Records to process Start Marker
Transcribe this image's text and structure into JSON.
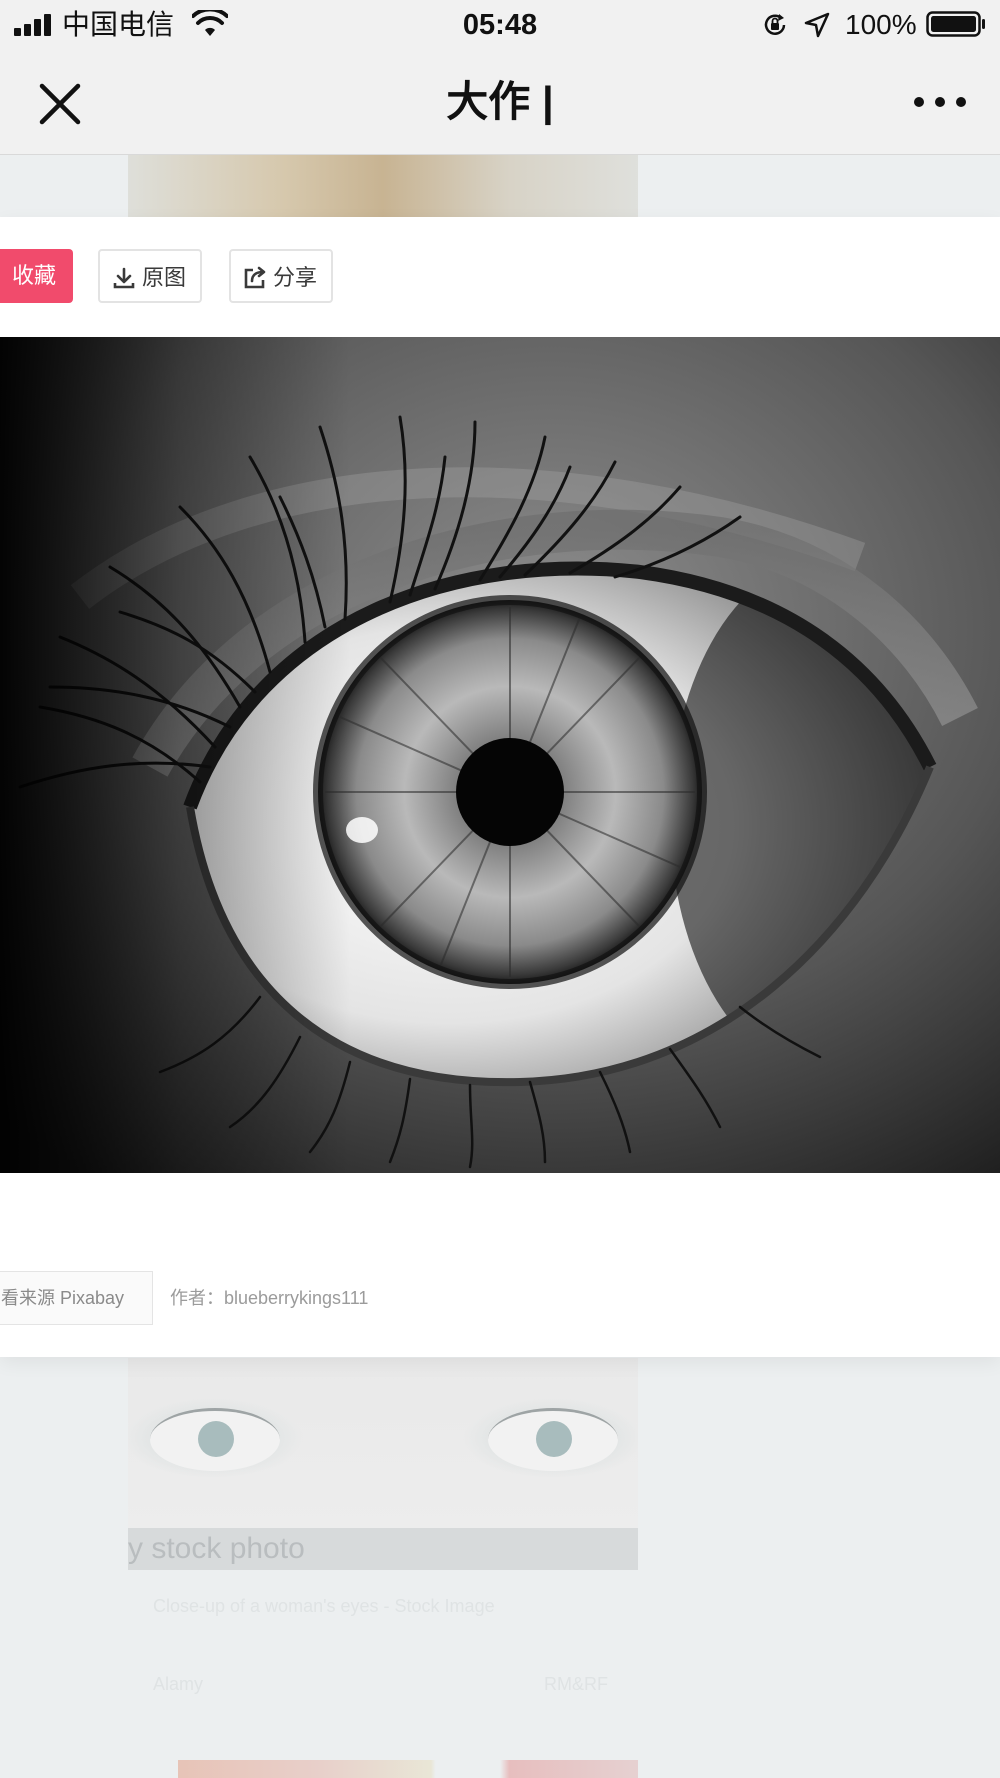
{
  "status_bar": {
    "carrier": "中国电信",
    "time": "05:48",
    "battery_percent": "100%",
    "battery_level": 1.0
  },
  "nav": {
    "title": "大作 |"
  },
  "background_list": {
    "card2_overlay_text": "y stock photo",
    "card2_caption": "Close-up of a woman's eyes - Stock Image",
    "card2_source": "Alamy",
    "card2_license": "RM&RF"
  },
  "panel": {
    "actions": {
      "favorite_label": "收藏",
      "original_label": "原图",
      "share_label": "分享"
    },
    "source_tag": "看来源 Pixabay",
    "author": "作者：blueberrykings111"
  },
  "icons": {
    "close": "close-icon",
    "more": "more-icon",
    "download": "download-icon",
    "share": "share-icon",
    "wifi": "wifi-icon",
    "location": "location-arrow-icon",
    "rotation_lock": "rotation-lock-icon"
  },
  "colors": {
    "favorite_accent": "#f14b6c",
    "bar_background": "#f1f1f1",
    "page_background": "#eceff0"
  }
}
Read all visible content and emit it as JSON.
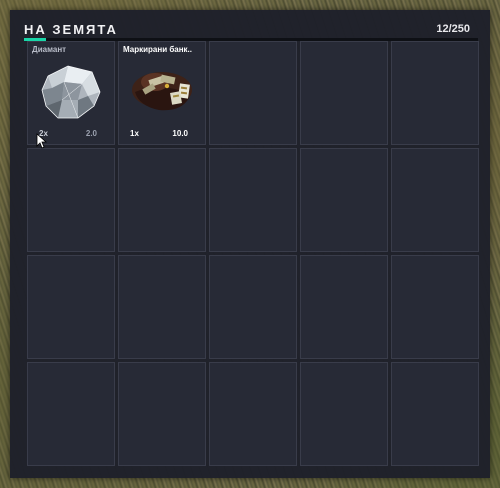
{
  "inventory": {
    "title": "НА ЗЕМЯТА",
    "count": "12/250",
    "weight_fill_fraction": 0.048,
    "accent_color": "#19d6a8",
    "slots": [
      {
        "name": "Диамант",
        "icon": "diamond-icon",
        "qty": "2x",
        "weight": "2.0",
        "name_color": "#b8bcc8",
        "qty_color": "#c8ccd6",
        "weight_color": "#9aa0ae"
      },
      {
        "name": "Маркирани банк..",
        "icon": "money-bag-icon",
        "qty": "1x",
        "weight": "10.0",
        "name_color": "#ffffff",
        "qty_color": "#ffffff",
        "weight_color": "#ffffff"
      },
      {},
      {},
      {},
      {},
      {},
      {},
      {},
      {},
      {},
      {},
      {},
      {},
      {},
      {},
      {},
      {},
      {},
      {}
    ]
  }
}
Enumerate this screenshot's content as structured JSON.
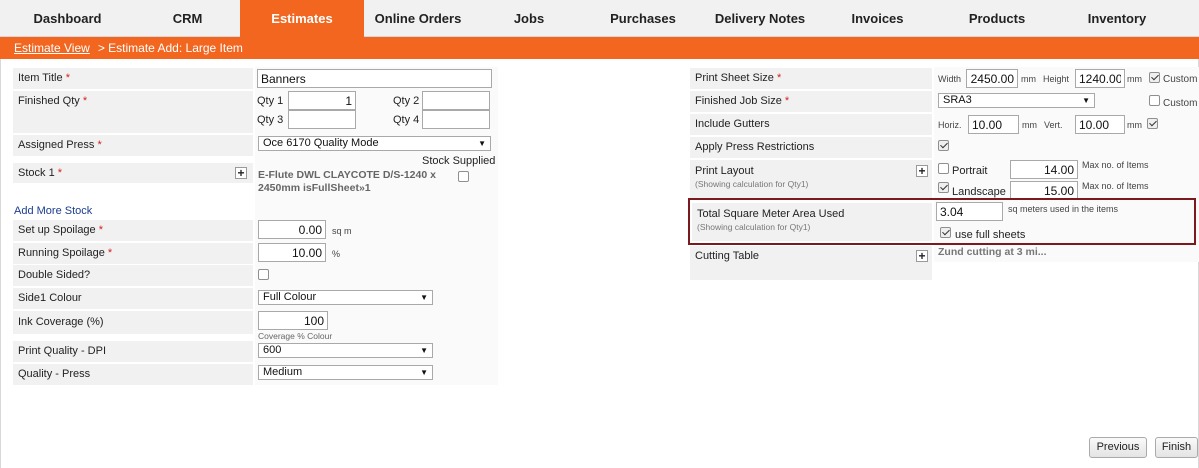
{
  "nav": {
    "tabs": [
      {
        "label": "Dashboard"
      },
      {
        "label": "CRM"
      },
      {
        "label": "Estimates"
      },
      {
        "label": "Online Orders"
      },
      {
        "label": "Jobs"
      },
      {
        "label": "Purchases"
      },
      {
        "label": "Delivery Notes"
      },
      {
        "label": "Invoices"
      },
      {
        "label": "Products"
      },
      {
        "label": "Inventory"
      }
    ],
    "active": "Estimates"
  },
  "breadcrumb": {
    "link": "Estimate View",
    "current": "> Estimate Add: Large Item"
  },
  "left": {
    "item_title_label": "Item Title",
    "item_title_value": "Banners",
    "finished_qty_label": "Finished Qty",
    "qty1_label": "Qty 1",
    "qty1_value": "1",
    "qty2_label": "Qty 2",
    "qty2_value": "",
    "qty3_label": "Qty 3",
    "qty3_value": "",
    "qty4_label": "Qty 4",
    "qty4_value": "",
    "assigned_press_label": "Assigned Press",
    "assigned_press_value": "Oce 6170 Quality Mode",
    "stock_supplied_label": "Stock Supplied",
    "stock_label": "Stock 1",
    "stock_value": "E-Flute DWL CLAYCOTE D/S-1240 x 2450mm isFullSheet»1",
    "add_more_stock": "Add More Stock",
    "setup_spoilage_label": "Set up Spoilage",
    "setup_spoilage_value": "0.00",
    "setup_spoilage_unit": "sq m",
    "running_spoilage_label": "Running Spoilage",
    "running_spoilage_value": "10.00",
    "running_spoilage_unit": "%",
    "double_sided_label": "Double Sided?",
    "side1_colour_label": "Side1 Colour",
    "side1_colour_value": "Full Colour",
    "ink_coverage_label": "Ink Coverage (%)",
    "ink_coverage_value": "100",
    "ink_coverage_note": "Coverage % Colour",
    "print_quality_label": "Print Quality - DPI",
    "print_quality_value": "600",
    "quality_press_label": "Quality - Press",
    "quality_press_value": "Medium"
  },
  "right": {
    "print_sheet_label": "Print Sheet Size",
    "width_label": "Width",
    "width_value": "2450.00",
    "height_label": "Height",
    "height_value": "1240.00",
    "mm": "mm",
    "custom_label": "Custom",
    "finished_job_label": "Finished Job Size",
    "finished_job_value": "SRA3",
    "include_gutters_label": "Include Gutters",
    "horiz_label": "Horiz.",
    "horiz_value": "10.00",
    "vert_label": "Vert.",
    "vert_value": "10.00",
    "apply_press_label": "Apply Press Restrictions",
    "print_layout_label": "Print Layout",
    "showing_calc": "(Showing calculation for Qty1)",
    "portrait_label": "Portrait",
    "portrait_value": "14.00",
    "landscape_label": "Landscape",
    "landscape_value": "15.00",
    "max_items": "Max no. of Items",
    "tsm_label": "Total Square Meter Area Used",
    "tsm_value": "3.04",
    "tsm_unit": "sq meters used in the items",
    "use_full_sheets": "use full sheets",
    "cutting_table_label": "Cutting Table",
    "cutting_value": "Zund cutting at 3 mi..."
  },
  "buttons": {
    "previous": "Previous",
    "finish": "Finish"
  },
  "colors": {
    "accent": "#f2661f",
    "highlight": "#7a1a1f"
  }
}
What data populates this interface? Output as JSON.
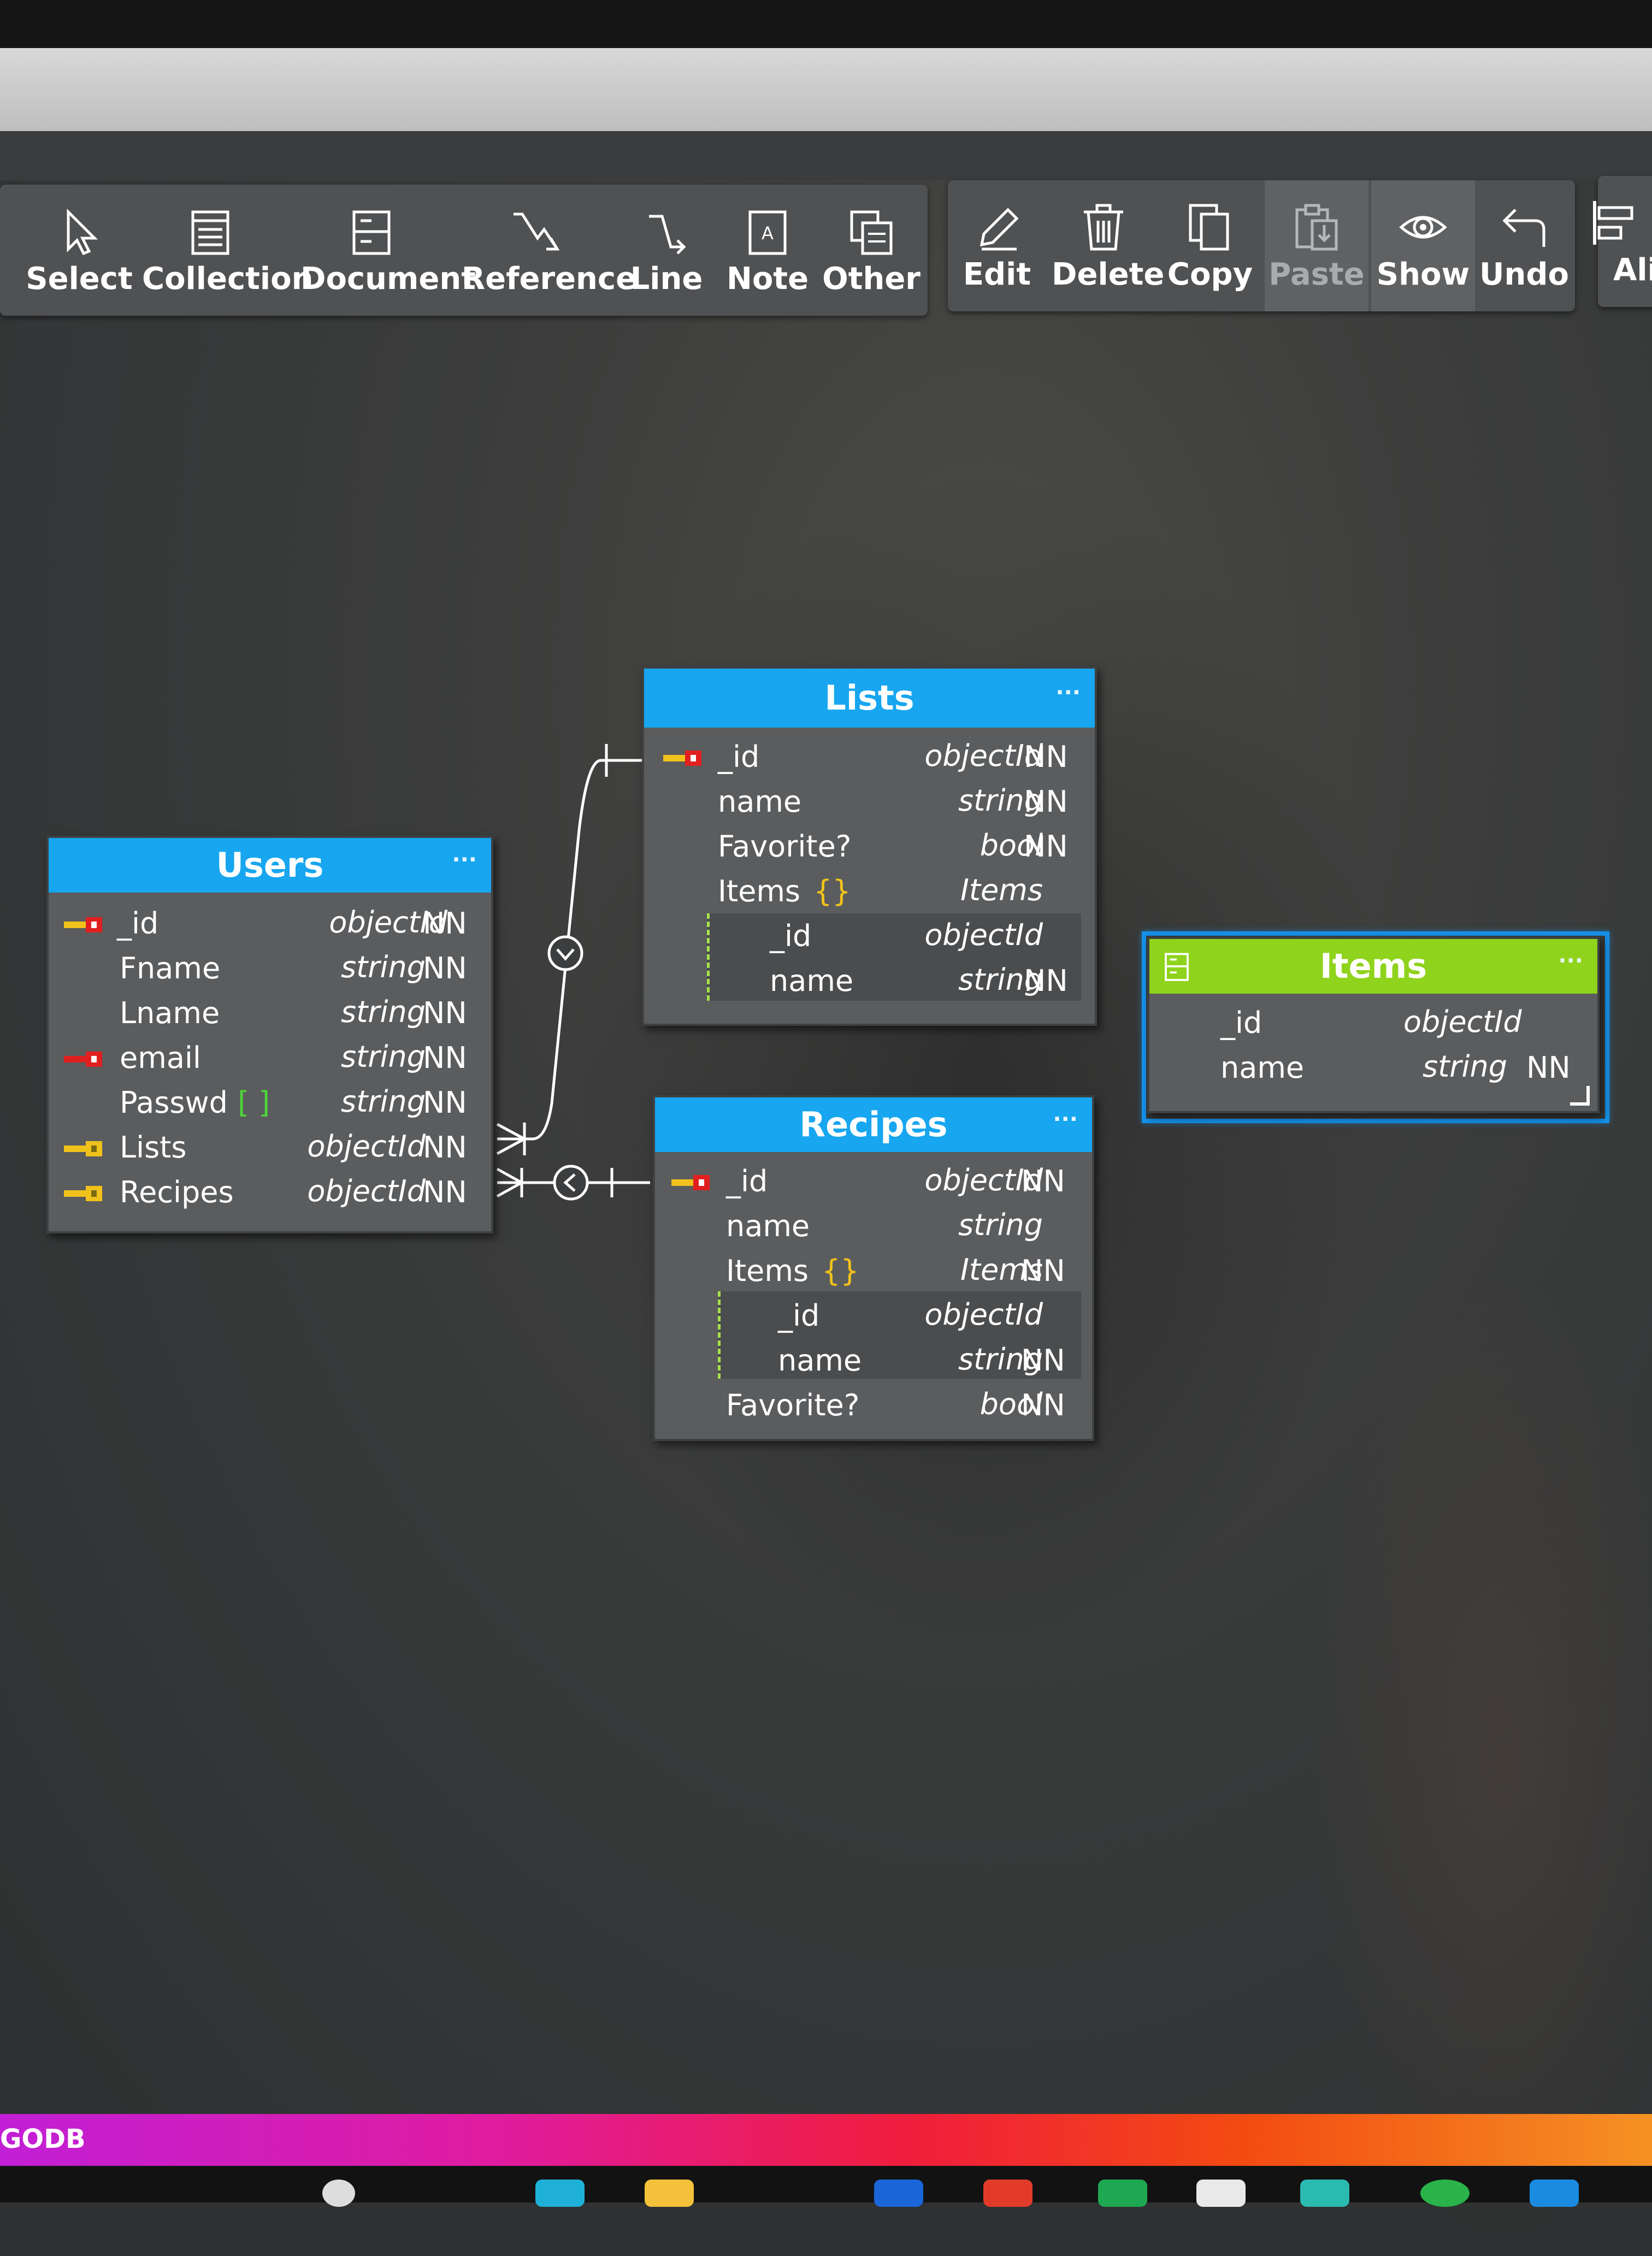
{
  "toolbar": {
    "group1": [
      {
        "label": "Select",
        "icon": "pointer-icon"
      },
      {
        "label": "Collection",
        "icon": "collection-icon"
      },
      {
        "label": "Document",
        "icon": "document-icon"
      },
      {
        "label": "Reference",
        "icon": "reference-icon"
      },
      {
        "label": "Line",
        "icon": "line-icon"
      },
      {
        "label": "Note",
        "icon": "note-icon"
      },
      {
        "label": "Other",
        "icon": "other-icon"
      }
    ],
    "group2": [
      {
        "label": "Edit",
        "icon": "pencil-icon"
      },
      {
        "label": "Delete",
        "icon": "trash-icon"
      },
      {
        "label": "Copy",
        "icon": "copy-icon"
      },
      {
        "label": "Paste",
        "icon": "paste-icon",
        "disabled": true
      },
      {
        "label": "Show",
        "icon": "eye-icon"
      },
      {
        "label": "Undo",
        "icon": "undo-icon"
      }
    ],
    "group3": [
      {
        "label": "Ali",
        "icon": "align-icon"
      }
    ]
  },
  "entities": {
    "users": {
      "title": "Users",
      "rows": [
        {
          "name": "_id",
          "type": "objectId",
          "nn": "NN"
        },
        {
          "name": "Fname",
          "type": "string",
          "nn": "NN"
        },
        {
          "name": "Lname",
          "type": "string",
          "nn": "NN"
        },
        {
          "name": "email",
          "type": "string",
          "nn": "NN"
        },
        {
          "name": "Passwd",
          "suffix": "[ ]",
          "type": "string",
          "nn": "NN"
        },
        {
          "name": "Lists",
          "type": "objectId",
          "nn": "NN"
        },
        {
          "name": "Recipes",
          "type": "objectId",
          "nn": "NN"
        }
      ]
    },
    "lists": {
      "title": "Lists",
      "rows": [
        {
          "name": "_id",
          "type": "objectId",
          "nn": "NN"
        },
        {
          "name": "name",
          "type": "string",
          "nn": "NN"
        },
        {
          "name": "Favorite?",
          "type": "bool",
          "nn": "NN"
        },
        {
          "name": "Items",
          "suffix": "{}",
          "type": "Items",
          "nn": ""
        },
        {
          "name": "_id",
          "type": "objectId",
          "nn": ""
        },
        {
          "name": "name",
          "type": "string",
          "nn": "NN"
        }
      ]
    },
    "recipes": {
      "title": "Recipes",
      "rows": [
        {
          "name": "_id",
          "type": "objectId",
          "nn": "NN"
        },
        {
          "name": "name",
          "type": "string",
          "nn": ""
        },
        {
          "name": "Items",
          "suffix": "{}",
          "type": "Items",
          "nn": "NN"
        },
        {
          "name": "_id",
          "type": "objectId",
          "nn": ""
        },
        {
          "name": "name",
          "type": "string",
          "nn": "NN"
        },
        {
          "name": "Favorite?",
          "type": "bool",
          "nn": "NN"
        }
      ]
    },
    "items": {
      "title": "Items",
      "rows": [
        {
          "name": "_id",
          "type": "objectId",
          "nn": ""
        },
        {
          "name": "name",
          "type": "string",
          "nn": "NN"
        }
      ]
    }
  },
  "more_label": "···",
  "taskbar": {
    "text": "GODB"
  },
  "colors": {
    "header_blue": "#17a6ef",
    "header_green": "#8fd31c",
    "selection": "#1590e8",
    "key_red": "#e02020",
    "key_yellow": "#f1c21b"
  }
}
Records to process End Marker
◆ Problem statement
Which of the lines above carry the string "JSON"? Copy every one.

◆ Answer section
Transcribe this image's text and structure into JSON.
Read all visible content and emit it as JSON.
Enumerate this screenshot's content as structured JSON.
What data populates this interface? Output as JSON.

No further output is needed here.